And a crime writer was born.
It’s that idea of an “underworld” that motivates my crime writing—a parallel world that has its own factions and societies and rules and dialect and leaders and followers, and has no interest in whatever the rest of us are up to. We’re sharing the same physical space with these scoundrels—but for the most part we agree to leave each other alone, with each side only occasionally noticing that the other one is there, and reacting with a mutual sense of mild disgust.
Since that day in Pittsburgh, I’ve been captivated by the idea that a complex underworld could be churning away right under our noses, and it’s populated by fascinating people that we don’t typically notice. That deals are made and broken and capers are planned and enemies are plotting against each other, maybe even scheming their misdeeds on the same park bench that I sat on an hour earlier on my lunch break. Or they’re planning a dangerous caper in that empty storefront that my wife and I walked past on our way to dinner.
We don’t notice them. They don’t care about us. And since we’ve agreed to stay out of each other’s way, telling their stories can be fun instead of tragic. Because when they exist on a whole different plane, we can feel a little less guilty about enjoying their antics. Or getting a sense of thrill from walking in their shoes. Or rooting for them, and even liking them quite a bit.
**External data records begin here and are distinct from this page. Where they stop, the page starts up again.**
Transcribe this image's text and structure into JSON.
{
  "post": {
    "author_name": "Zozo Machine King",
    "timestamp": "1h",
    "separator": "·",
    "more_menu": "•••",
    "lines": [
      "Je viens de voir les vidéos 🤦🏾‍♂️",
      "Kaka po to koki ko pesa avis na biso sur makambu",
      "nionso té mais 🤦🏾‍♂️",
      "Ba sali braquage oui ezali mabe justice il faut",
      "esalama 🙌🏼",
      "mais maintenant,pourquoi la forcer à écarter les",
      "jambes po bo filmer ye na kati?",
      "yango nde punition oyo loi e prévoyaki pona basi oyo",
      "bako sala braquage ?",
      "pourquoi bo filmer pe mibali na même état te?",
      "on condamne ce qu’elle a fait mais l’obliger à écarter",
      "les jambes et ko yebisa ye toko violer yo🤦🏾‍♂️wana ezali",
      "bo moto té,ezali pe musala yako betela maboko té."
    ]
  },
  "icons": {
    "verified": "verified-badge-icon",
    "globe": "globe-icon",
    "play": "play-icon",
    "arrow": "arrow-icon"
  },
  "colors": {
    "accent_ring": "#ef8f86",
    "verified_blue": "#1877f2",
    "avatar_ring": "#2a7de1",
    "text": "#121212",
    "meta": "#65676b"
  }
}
In the real world, of course, there are innocent victims. But by establishing a self-contained underworld, we don’t have to think about them too much. It’s why we grin through the adventures of Jack Foley or Mac and McCorkle. Why we root for that wily outlaw Omar on the Wire, who lives by a code that only allows him to steal from other criminals. It’s why John Wick’s insane body count is thrilling instead of horrifying. And why Travis McGee and Jack Reacher can break as many limbs as they want, with our cheering approval.
More often than not in an underworld, the victims have invited themselves into the Devil’s orbit. Someone has taken a loan from Tony Soprano, and then gambled it away. Someone has asked Don Corleone for a favor. If they had stayed on their own side of the line, they would have been just fine—but they chose to cross into that other world, and they paid for it. Greed and revenge serve as the portal between our space and theirs. But cross it at your own risk; because once you open that door, you might never be able to close it.
Whenever I’m out walking around in public, I l find myself daydreaming about the underworld that operates on a different frequency all around me—whether it’s an underground casino in an old warehouse, a bootlegging operation in the woods of rural Maine, or a dark alley in Pittsburgh. The stories just pour in, and we can all revel in spending some time there . . . through the pages of a book, from our side of the line.